OH|ID is a service run by the State of Ohio. It complies with state information technology policies as well as federal NIST 800-53 and NIST 800-63 AAL2 guidelines to protect your privacy and security. 

Your Information is Your Business

To make your OH|ID account secure, we need your legal name, email address, and date of birth. We also ask for a phone number or alternate email address, which we will use to help you recover your password if you forget it or it expires. 

Some agencies and applications that use OH|ID may require you to provide additional information to confirm your identity. This extra layer of security allows us to make sure you are you and not someone pretending to be you.

We use the information that you submit to OH|ID only to create or update your account or confirm your identity. We do not share, lease, or sell your information to anyone. Review our Privacy Notice and Policies for more information on how your information is collected, saved, and used.

Use a Strong Password

OH|ID requires strong passwords to protect your account. Our requirements follow state security policies and leading security practices. These requirements are provided for you each time you create or change your password.

OH|ID passwords must be between 8 and 30 characters long. They must contain both upper-case and lower-case letters and at least one number and one special character. They cannot include your first or last name or your OH|ID.

To choose the strongest password possible, follow these suggestions (Source: FTC.gov):

  • Longer means stronger. Choose a phrase of three or four words instead of a single word. OH|ID passwords can be up to 30 characters long.
  • Stay random. Do not use common words or phrases. Instead choose words that mean something to you but would not make sense to others. For example, “mothPl@sticGr33n” is a stronger password than “gobucks0$U2022.”
  • One password, one account. Do not use the same password on OH|ID that you use for other accounts. 

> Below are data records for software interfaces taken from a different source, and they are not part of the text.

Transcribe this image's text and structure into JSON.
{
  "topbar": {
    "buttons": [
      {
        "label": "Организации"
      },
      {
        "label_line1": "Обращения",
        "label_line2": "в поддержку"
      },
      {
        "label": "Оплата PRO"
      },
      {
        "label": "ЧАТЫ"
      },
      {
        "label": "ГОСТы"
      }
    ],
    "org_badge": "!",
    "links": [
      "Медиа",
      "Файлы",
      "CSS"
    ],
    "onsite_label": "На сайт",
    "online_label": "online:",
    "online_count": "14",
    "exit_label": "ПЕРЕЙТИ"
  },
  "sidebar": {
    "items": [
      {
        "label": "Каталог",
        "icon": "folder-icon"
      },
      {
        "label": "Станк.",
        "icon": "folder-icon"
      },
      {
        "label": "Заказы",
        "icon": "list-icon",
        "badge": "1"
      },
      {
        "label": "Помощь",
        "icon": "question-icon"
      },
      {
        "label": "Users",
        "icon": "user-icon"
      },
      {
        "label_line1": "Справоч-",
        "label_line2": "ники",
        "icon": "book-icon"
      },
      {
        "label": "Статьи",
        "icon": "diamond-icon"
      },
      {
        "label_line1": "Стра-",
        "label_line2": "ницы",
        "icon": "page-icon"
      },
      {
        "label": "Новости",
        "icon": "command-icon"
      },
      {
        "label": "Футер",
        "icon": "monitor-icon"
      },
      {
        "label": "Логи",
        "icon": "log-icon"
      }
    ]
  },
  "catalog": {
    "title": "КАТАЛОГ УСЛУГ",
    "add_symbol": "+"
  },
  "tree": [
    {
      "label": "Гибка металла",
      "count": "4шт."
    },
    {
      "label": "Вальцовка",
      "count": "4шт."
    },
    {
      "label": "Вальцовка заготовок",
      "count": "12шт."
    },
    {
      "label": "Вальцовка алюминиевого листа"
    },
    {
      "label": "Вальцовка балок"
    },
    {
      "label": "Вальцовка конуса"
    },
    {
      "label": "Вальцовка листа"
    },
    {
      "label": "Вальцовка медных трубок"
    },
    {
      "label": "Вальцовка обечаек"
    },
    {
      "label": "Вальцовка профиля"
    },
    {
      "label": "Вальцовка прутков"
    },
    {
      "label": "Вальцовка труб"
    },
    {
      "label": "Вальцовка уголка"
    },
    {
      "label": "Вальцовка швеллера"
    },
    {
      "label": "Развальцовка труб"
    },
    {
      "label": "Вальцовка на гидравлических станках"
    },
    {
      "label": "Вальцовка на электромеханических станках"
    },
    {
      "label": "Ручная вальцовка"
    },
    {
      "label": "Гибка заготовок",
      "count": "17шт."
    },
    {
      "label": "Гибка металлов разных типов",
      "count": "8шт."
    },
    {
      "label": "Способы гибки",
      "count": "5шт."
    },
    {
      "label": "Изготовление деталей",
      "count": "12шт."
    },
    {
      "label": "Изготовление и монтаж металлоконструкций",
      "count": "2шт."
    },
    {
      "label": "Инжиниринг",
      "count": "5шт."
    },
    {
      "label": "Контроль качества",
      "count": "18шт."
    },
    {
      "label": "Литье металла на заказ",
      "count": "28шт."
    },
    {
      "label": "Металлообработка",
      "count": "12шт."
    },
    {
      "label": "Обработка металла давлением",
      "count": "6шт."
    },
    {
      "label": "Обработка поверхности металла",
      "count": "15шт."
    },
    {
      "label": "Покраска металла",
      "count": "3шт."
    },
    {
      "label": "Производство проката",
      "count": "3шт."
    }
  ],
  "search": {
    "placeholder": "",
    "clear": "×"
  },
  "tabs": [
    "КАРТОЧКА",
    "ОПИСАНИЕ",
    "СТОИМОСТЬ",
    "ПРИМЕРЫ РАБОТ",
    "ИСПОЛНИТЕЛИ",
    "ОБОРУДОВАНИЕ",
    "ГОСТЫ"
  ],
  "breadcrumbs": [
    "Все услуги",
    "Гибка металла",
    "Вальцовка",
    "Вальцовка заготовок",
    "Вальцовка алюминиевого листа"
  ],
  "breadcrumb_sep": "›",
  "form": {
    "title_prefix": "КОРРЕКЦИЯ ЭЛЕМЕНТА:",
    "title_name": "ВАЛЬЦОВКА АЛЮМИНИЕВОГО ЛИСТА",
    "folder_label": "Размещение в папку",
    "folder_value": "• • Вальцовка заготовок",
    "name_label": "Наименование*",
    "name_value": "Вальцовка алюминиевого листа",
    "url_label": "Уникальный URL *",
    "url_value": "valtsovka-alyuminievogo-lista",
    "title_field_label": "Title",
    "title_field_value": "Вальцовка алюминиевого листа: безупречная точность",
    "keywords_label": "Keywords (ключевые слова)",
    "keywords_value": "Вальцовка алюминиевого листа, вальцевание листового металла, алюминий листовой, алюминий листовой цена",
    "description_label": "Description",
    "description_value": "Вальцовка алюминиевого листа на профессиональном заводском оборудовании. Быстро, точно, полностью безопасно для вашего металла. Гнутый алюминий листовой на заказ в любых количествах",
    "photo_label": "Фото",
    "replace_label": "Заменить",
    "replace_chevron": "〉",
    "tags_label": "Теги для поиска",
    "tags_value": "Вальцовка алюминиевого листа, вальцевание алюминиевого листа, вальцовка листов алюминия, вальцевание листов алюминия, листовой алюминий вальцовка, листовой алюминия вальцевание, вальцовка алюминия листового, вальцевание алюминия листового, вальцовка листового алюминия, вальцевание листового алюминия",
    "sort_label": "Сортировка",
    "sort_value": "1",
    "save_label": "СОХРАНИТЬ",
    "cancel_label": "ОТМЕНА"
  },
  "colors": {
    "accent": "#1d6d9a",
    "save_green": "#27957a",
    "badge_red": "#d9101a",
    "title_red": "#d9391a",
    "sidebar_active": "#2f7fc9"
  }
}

Protect your passwords like you would your house keys. Do not share your passwords with others or write them down where others may find them. Consider using a password manager, which is a software program or app that remembers your passwords for you and helps you securely log into your accounts.

Going an Extra Step for Your Security

Some OH|ID agencies and applications use an extra process to make your login even safer. This process is commonly called two-step verification, multi-factor authentication, or MFA. In addition to your user name and password, a system using two-step verification will ask you for a one-time personal identification number, also called a PIN. This PIN is provided to you via text message, voice message, or email. You will choose at least two ways to get your PIN when you are asked to set up two-step verification. Whenever a change is made to your two-step verification, you will be notified by email.